- Used an already established “IP”. The World of Warcraft universe was already highly mature through the Warcraft franchise.
- Marketed to an existing, massive fanbase. Blizzard had no shortage of gamers it could market Hearthstone to immediately.
- Offered a CCG that appealed to the masses. Hearthstone is basically a dumbed-down version of Magic. When you’re marketing to millions of teenagers and casual gamers, that can draw in many players to the genre that wouldn’t join otherwise.

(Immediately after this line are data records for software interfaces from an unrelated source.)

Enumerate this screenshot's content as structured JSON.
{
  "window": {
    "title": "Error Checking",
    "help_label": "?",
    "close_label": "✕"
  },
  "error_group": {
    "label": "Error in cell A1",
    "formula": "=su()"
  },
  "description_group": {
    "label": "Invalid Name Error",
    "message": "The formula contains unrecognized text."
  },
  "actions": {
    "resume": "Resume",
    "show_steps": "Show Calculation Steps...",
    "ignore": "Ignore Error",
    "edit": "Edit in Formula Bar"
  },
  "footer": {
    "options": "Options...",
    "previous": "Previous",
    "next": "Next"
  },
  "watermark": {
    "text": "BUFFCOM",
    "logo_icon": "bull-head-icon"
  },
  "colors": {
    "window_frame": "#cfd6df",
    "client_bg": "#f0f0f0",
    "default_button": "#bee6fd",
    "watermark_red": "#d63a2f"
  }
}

Two other DCCGs that have caught on with moderate success are Gwent: the Witcher Card Game and Legends of Runeterra. Aside from both having beautiful interfaces, they had the luxury of being marketed to fans of an already existing, massive franchises. DCCGs that have also had moderate success without an existing franchise include Hex: Shards of Fate, Eternal CCG, Shadowverse, and Duelyst.
Perhaps the most famous DCCG failure is Artifact, Valve’s short-lived entry into the genre, due to a combination of bad business model and excessive complexity.
The Common Alternative: The Expandable Card Game
Now that I’ve hopefully convinced you that CCGs are a dead end (unless you’re a massive company), I want to remind you that you do not need to use the CCG business model to create an enjoyable card game. Enter the Expandable Card Game. ECGs refer to any type of card game that doesn’t assign a rarity to each card and doesn’t sell its cards in randomized lots. ECG is not a popular term but it still accurately describes games like Dominion or the “Living Card Games” published by Fantasy Flight Games.
Although ECGs have had a lot of success, no ECG has reached the levels of success of the Big Three. I think this is a commentary on how powerful the CCG model is: even though it is exploitative, players love the dopamine rush associated with gambling, and they also love the idea that their cards might have value on the secondary market. On a positive note, ECGs can be adapted more easily for casual audiences and therefore may not require such a large budget upfront. ECGs are certainly a more friendly model for card game designers who want to find a niche among the Big Three and Hearthstone.
Uncharted Territory: The Versioned Card Game
Another alternative to both the CCG and the ECG is the Versioned Card Game (VCG). This is a business model that I’m exploring in Legacy’s Allure, the game I’m developing. The core idea is that the game is released in versions (or editions), with new versions updating existing cards rather than simply adding more cards. This model is best-suited for competitive play, since it makes balancing easier, removes power creep, and minimizes “card glut” — the tendency for CCGs to overwhelm players with new cards. The downside is that versioned cards are guaranteed to have no secondary market value since they’ll be obsolete at the end of each competitive season.
- Take Dominion, for example, which is probably the most popular card game of the past two decades that isn’t a CCG. Dominion could use this model: You buy a starter kit with 10 random stacks of identical cards plus victory and gold cards. If you wanted to expand your available stacks, you’d have to buy booster packs of random stacks. This CCG model would not have changed how the game is played. Likewise, Magic cards could be sold without any rarity system or randomized lots using an ECG model, and this would not have changed how Magic is played.